This revival of Justin Butcher’s 2001 play affords the opportunity to see an intriguing and acclaimed text. The “long and weary” life of its centenarian character, a famous clown, of course, recalled on the night of his death at the end of the 20th century, is a compelling yarn that balances elements of the fantastic with weighty concerns.
Scaramouche’s life is colourful, to say the least. But it is also one filled with trauma and pain. His birth in a brothel in Trinidad, his life as a snake-charming slave and eventual arrival as an immigrant in Britain show us a world where people “mingle and co-mingle”. The globe-trotting Scaramouche covers a lot of ground.

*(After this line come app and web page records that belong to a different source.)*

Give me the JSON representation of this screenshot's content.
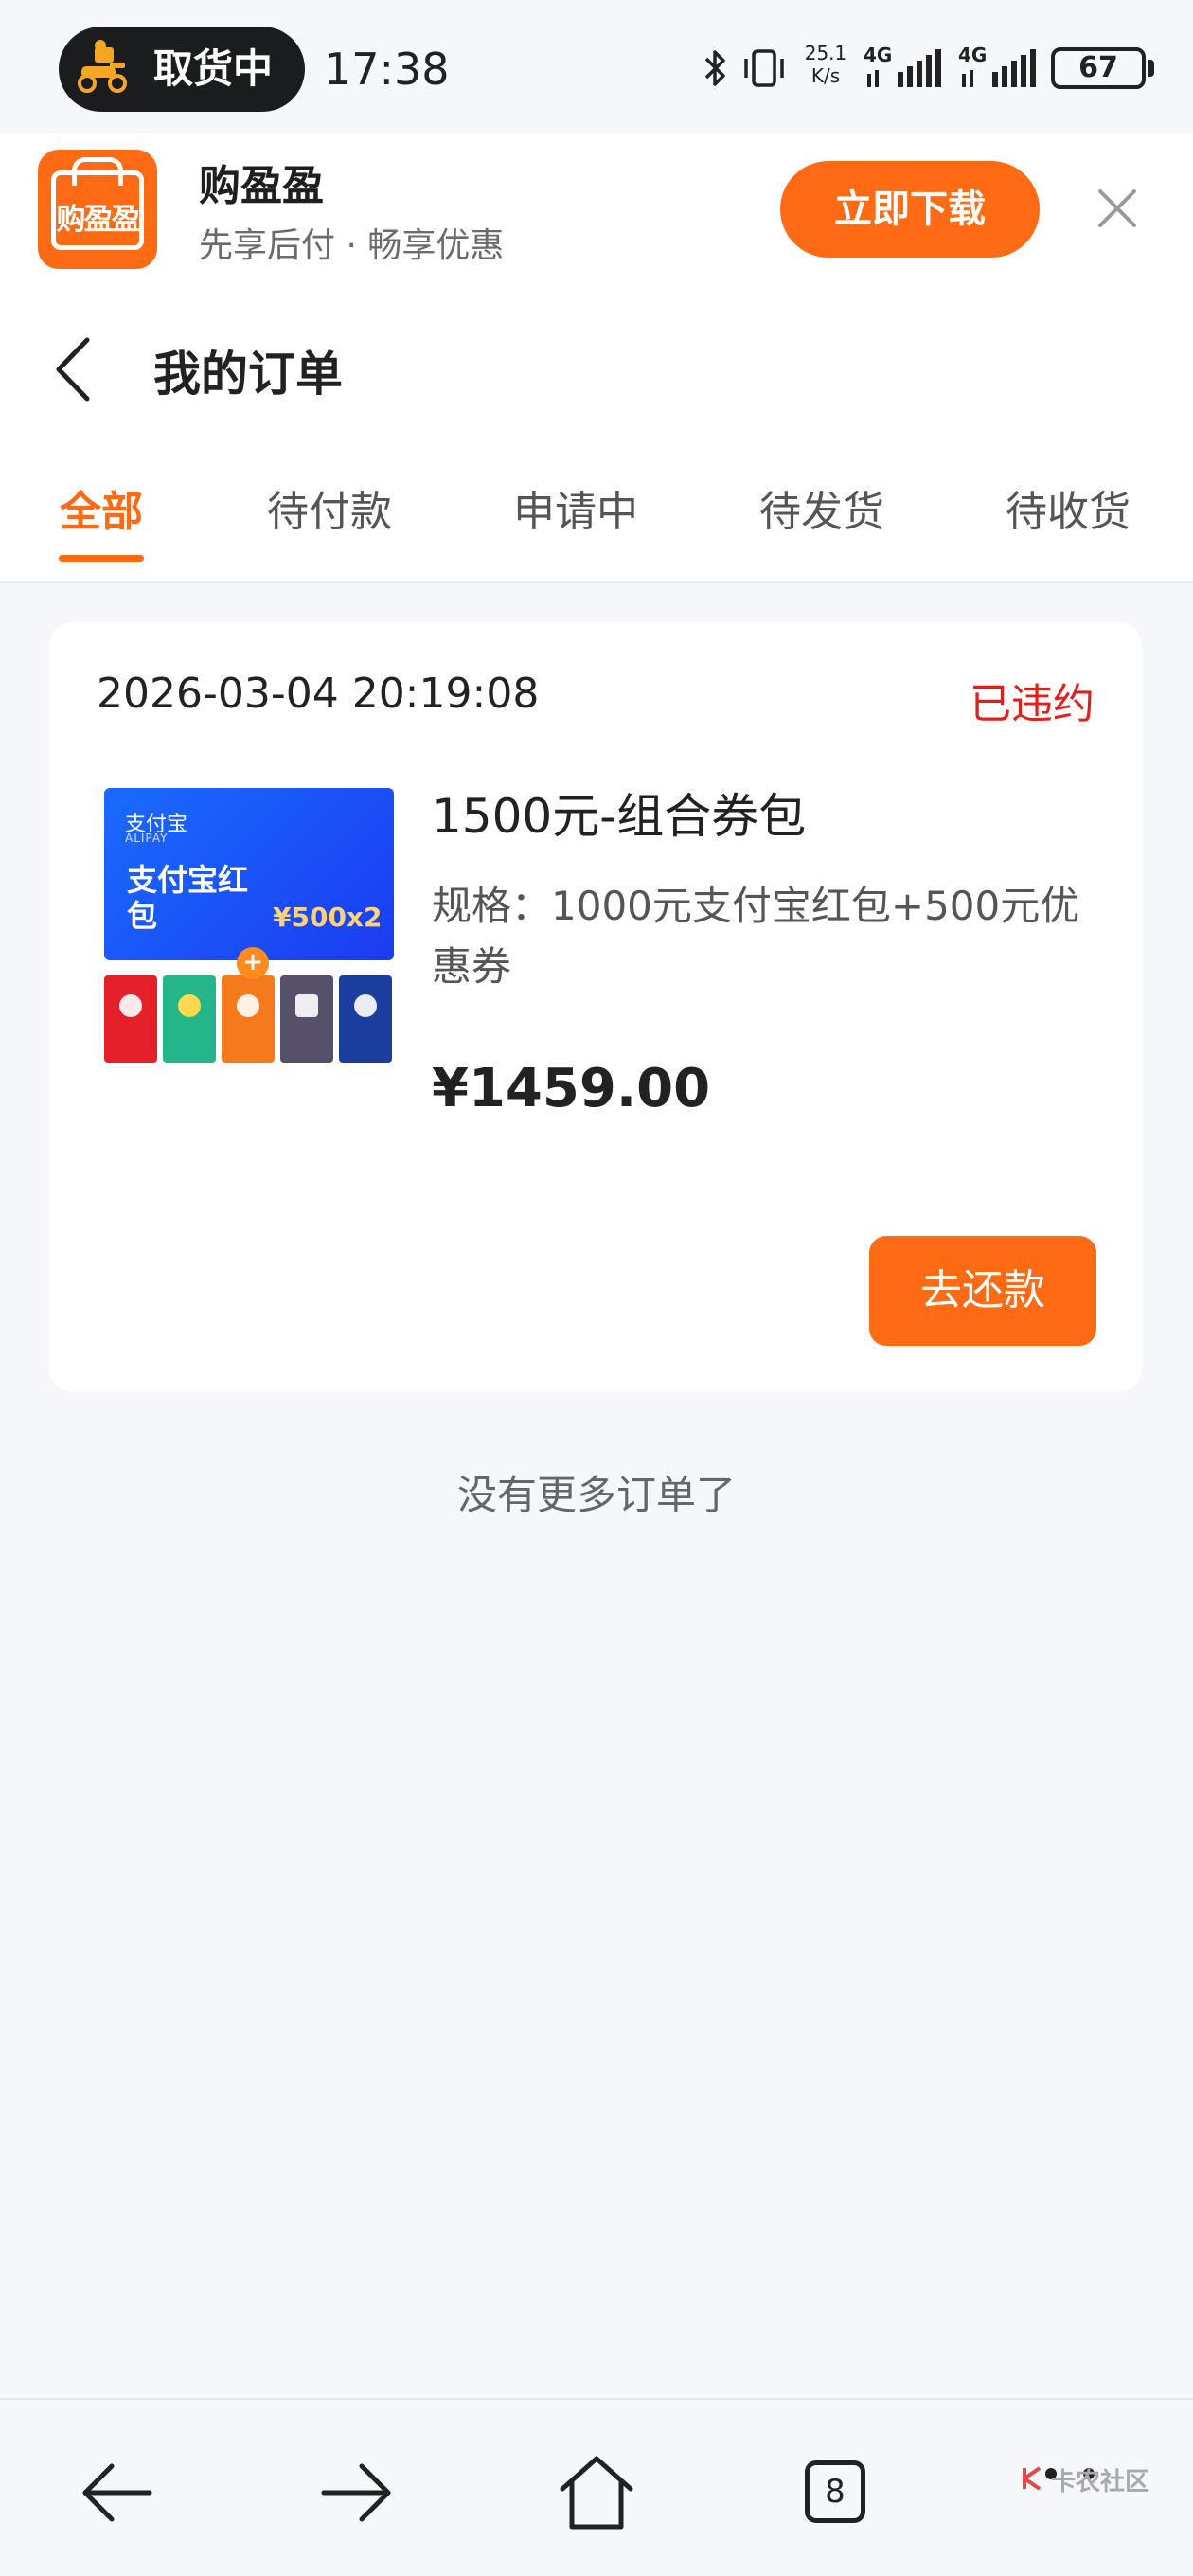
{
  "status_bar": {
    "pill_text": "取货中",
    "time": "17:38",
    "net_speed_value": "25.1",
    "net_speed_unit": "K/s",
    "signal_1_label": "4G",
    "signal_2_label": "4G",
    "battery_level": "67"
  },
  "promo": {
    "logo_text": "购盈盈",
    "app_name": "购盈盈",
    "slogan": "先享后付 · 畅享优惠",
    "download_label": "立即下载"
  },
  "header": {
    "title": "我的订单"
  },
  "tabs": [
    {
      "label": "全部",
      "active": true
    },
    {
      "label": "待付款",
      "active": false
    },
    {
      "label": "申请中",
      "active": false
    },
    {
      "label": "待发货",
      "active": false
    },
    {
      "label": "待收货",
      "active": false
    }
  ],
  "order": {
    "time": "2026-03-04 20:19:08",
    "status": "已违约",
    "thumbnail": {
      "brand": "支付宝",
      "brand_sub": "ALIPAY",
      "title": "支付宝红包",
      "amount": "¥500x2",
      "plus": "+"
    },
    "product_name": "1500元-组合券包",
    "spec": "规格：1000元支付宝红包+500元优惠券",
    "price": "¥1459.00",
    "action_label": "去还款"
  },
  "no_more_text": "没有更多订单了",
  "bottom_bar": {
    "tab_count": "8"
  },
  "watermark": "卡农社区",
  "colors": {
    "accent": "#ff6a14",
    "status_violation": "#e0201c",
    "background": "#f6f7fb"
  }
}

As a consideration of Privilege, with a capital P, the character’s complexion (without make-up) proves a fascinating motif. Jones’ skin helps him in bizarre and unexpected ways. His whiteness saves his life. But note, it is also a mark of pain: frosted tears, white sand and lime from burials all contribute to the “seven white masks” that are the play’s subtitle. Start your debate.
The text is full of vivid images and incredible characters. Scaramouche’s mother, the “charming villains” he meets, and the “beggars and invalids from the four corners of the globe” create the world picture Jones aims for. And such a vast canvas makes the play a tricky one to perform.

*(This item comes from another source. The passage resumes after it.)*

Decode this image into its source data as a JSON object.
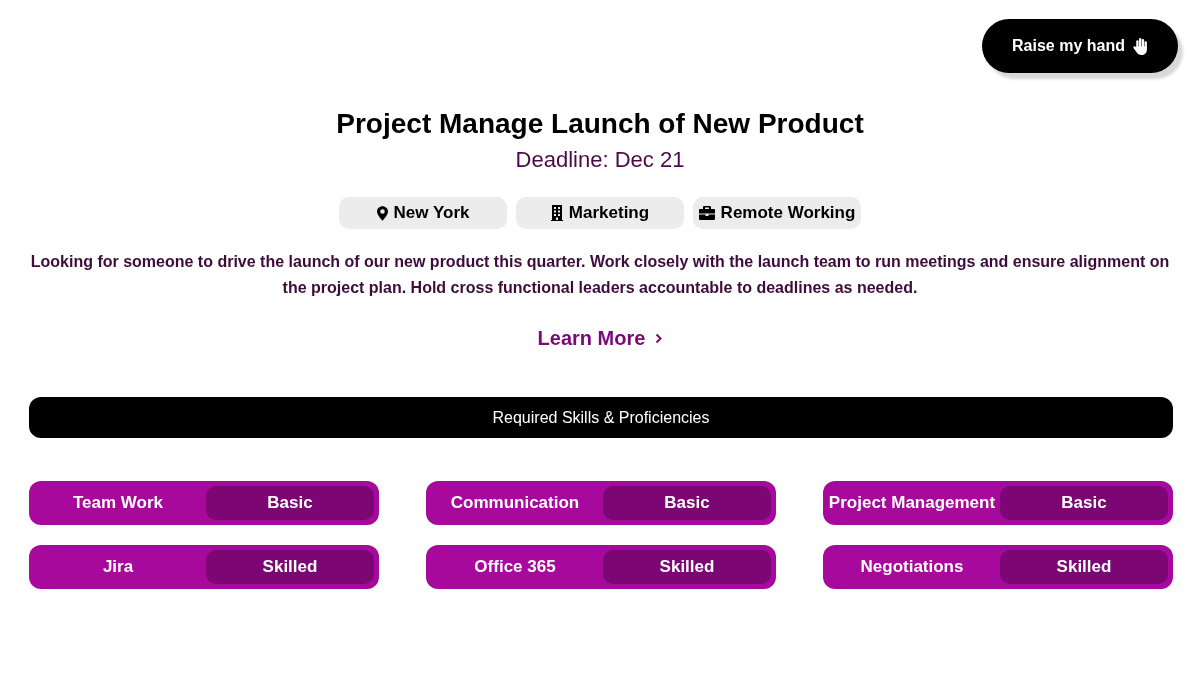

To describe this particularly ambitious monologue as competent is not faint praise. Director Ian Talbot’s presentation is clear and concise. But the use of sound effects is overplayed – they add little to the descriptions of events. And both Talbot and his performer, Shane Richie, try to inject energy unnecessarily. Along with lots of accents of, erm, variable success, Richie’s delivery becomes grating, his sense of rhythm too monotonous.
Richie does rise to the play’s central scene. Scaramouche’s time in a concentration camp is a strong moment for all. Nailing the emotion and ambiguity of the play’s hardest, and best, scene becomes an unforgettable moment. It’s as a grave-digger that Scaramouche, incredibly, discovers his ability to make children laugh. His big picture approach ensures these ‘tears of a clown’ are peculiarly original, poignant and thought-provoking.
Until 11 April 2021
Photo by Bonnie Britain